EXERCISE INPUT →
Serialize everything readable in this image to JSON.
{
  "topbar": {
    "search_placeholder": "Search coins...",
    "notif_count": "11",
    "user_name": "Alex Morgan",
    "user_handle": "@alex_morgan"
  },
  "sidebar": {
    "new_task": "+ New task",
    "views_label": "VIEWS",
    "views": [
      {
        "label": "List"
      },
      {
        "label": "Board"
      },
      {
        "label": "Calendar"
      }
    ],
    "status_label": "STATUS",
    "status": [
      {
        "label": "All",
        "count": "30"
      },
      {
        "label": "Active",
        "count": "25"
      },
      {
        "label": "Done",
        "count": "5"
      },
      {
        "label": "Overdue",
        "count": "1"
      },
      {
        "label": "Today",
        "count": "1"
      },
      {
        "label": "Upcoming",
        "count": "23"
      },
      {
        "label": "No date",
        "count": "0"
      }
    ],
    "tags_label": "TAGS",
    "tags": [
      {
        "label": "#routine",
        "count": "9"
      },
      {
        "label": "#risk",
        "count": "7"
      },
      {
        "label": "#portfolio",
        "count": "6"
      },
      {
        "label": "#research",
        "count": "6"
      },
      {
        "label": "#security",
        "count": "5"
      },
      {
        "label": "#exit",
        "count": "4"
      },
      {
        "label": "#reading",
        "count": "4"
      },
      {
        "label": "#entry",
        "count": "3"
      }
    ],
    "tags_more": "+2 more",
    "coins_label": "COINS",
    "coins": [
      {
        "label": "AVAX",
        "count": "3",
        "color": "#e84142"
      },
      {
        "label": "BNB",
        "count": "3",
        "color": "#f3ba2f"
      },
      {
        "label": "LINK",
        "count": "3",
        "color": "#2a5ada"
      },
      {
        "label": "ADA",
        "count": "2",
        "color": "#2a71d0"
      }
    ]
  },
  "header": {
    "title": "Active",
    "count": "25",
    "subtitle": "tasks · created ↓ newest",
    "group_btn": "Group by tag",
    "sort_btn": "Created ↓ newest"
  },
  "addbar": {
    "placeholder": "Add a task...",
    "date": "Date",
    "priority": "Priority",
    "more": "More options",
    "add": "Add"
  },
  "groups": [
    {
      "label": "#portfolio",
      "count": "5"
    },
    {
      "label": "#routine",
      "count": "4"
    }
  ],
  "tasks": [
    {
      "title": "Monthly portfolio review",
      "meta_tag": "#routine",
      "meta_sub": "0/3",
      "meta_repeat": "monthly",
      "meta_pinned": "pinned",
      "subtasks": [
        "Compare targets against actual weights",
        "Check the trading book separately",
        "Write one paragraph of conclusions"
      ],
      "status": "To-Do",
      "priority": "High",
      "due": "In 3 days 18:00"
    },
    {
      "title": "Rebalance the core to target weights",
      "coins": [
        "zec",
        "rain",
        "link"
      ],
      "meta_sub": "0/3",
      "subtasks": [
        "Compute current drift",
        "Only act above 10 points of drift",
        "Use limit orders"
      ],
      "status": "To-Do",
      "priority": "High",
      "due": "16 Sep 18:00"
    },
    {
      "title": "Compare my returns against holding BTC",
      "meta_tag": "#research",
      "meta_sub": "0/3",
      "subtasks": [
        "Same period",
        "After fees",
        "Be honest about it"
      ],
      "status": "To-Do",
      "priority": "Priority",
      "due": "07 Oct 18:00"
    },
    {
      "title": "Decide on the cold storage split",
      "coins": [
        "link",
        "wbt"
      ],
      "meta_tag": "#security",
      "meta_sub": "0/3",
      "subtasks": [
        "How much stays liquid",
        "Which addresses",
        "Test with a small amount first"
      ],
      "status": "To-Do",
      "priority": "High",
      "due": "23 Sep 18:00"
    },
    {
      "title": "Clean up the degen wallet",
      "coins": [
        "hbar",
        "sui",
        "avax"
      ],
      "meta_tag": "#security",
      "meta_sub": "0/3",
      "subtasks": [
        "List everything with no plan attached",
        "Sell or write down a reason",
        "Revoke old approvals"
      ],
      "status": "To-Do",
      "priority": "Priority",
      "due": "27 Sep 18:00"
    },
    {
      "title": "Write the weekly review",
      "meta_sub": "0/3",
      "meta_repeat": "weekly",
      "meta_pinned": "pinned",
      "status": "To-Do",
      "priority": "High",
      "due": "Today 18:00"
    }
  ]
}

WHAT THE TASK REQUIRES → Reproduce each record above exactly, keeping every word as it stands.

RESPONSE TO THIS EXERCISE →
Serialize everything readable in this image to JSON.
{
  "topbar": {
    "search_placeholder": "Search coins...",
    "notif_count": "11",
    "user_name": "Alex Morgan",
    "user_handle": "@alex_morgan"
  },
  "sidebar": {
    "new_task": "+ New task",
    "views_label": "VIEWS",
    "views": [
      {
        "label": "List"
      },
      {
        "label": "Board"
      },
      {
        "label": "Calendar"
      }
    ],
    "status_label": "STATUS",
    "status": [
      {
        "label": "All",
        "count": "30"
      },
      {
        "label": "Active",
        "count": "25"
      },
      {
        "label": "Done",
        "count": "5"
      },
      {
        "label": "Overdue",
        "count": "1"
      },
      {
        "label": "Today",
        "count": "1"
      },
      {
        "label": "Upcoming",
        "count": "23"
      },
      {
        "label": "No date",
        "count": "0"
      }
    ],
    "tags_label": "TAGS",
    "tags": [
      {
        "label": "#routine",
        "count": "9"
      },
      {
        "label": "#risk",
        "count": "7"
      },
      {
        "label": "#portfolio",
        "count": "6"
      },
      {
        "label": "#research",
        "count": "6"
      },
      {
        "label": "#security",
        "count": "5"
      },
      {
        "label": "#exit",
        "count": "4"
      },
      {
        "label": "#reading",
        "count": "4"
      },
      {
        "label": "#entry",
        "count": "3"
      }
    ],
    "tags_more": "+2 more",
    "coins_label": "COINS",
    "coins": [
      {
        "label": "AVAX",
        "count": "3",
        "color": "#e84142"
      },
      {
        "label": "BNB",
        "count": "3",
        "color": "#f3ba2f"
      },
      {
        "label": "LINK",
        "count": "3",
        "color": "#2a5ada"
      },
      {
        "label": "ADA",
        "count": "2",
        "color": "#2a71d0"
      }
    ]
  },
  "header": {
    "title": "Active",
    "count": "25",
    "subtitle": "tasks · created ↓ newest",
    "group_btn": "Group by tag",
    "sort_btn": "Created ↓ newest"
  },
  "addbar": {
    "placeholder": "Add a task...",
    "date": "Date",
    "priority": "Priority",
    "more": "More options",
    "add": "Add"
  },
  "groups": [
    {
      "label": "#portfolio",
      "count": "5"
    },
    {
      "label": "#routine",
      "count": "4"
    }
  ],
  "tasks": [
    {
      "title": "Monthly portfolio review",
      "meta_tag": "#routine",
      "meta_sub": "0/3",
      "meta_repeat": "monthly",
      "meta_pinned": "pinned",
      "subtasks": [
        "Compare targets against actual weights",
        "Check the trading book separately",
        "Write one paragraph of conclusions"
      ],
      "status": "To-Do",
      "priority": "High",
      "due": "In 3 days 18:00"
    },
    {
      "title": "Rebalance the core to target weights",
      "coins": [
        "zec",
        "rain",
        "link"
      ],
      "meta_sub": "0/3",
      "subtasks": [
        "Compute current drift",
        "Only act above 10 points of drift",
        "Use limit orders"
      ],
      "status": "To-Do",
      "priority": "High",
      "due": "16 Sep 18:00"
    },
    {
      "title": "Compare my returns against holding BTC",
      "meta_tag": "#research",
      "meta_sub": "0/3",
      "subtasks": [
        "Same period",
        "After fees",
        "Be honest about it"
      ],
      "status": "To-Do",
      "priority": "Priority",
      "due": "07 Oct 18:00"
    },
    {
      "title": "Decide on the cold storage split",
      "coins": [
        "link",
        "wbt"
      ],
      "meta_tag": "#security",
      "meta_sub": "0/3",
      "subtasks": [
        "How much stays liquid",
        "Which addresses",
        "Test with a small amount first"
      ],
      "status": "To-Do",
      "priority": "High",
      "due": "23 Sep 18:00"
    },
    {
      "title": "Clean up the degen wallet",
      "coins": [
        "hbar",
        "sui",
        "avax"
      ],
      "meta_tag": "#security",
      "meta_sub": "0/3",
      "subtasks": [
        "List everything with no plan attached",
        "Sell or write down a reason",
        "Revoke old approvals"
      ],
      "status": "To-Do",
      "priority": "Priority",
      "due": "27 Sep 18:00"
    },
    {
      "title": "Write the weekly review",
      "meta_sub": "0/3",
      "meta_repeat": "weekly",
      "meta_pinned": "pinned",
      "status": "To-Do",
      "priority": "High",
      "due": "Today 18:00"
    }
  ]
}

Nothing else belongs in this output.